And this is why every once in awhile you have to take time to mix colors together and find out what happens. In class last week, I asked if I was the only person who wasn’t a big cerulean fan. Only the teacher responded, without judgement!, with a great explanation of why cerulean, as a granulating color makes great color mixes and provides texture. He also explained the differences between that and the other two I have tried. He did say that different people see color differently. To me, it’s a little greyed.

I resolved to try it again after I use what’s in my palettes. My test was to add yellow and red to make a green and purple and then to use a complementary orange to see what happened.

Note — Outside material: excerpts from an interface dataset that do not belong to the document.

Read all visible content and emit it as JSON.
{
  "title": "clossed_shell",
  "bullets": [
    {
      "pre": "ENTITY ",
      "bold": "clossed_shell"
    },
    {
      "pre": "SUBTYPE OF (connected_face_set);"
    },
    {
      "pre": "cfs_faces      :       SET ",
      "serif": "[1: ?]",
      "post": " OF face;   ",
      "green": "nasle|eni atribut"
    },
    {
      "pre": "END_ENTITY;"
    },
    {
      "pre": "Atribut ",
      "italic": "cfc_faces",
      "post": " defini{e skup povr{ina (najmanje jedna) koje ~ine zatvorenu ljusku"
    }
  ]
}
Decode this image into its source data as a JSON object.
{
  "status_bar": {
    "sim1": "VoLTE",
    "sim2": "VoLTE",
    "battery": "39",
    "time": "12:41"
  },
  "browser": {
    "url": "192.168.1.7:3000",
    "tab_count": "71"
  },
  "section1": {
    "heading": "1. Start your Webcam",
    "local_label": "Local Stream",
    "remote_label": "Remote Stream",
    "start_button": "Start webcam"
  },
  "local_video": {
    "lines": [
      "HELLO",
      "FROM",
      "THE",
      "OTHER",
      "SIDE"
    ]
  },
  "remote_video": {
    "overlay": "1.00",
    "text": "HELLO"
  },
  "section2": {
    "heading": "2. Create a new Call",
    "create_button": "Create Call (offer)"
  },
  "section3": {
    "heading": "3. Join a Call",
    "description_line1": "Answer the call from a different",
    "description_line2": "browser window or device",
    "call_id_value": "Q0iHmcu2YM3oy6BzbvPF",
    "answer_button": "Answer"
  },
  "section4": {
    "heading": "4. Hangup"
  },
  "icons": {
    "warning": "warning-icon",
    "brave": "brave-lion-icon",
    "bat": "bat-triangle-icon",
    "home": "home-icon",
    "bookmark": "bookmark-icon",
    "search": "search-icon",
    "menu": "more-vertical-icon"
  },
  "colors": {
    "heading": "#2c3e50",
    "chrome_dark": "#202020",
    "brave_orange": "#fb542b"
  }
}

The idea of cobalt deep surprised me – cobalt is one of the basic, everybody has it and uses it, colors but deep – very granulating, intense… oooh sign me up. I did find a Winsor & Newton version – lovely.

But that’s not why I’m here. I’m here to say that sometimes you see something on the interwebs and think – that’s not true, is it? the man demonstrating at the American Watercolor Society did a whole scene using a bunch of mixed values all made of French Ultramarine and Golden Ochre. He explained that they don’t blend in the way that you might expect, to make something greenish. Instead, they blend as two suspensions and then granulated out into a mixture of blue and ochre particles. Mind blown. (also saw Cobalt Deep used similarly when creating shadowed areas using it and another color)

I search for a “gold(en)” ochre since all mine are yellow or just ochre and most definitely make green. Once in hand, this is what happened.

Playing with color

Greys – Grays – Got ’em

Got a package via Fed Ex today, rushed from the heart of Dick Blick. They didn’t want me to wait until the twenty-second as indicated when I’d placed the order. Five new paints – all greys/grays/sorta-grey.

I had just enough time to try these out on a bit of Arches hot press 140 and I knew I should have found some cold press instead. But here you go, joined by five other greys I already had and, in the middle, the common mixed grey of french ultramarine and burnt sienna. All Daniel Smith except for the one, noted as Holbein.

The new ones were pretty non-granulating compared to the others, at least on this paper. I think the grey titanium will be useful.

Greys – Grays – Got ’em was originally published on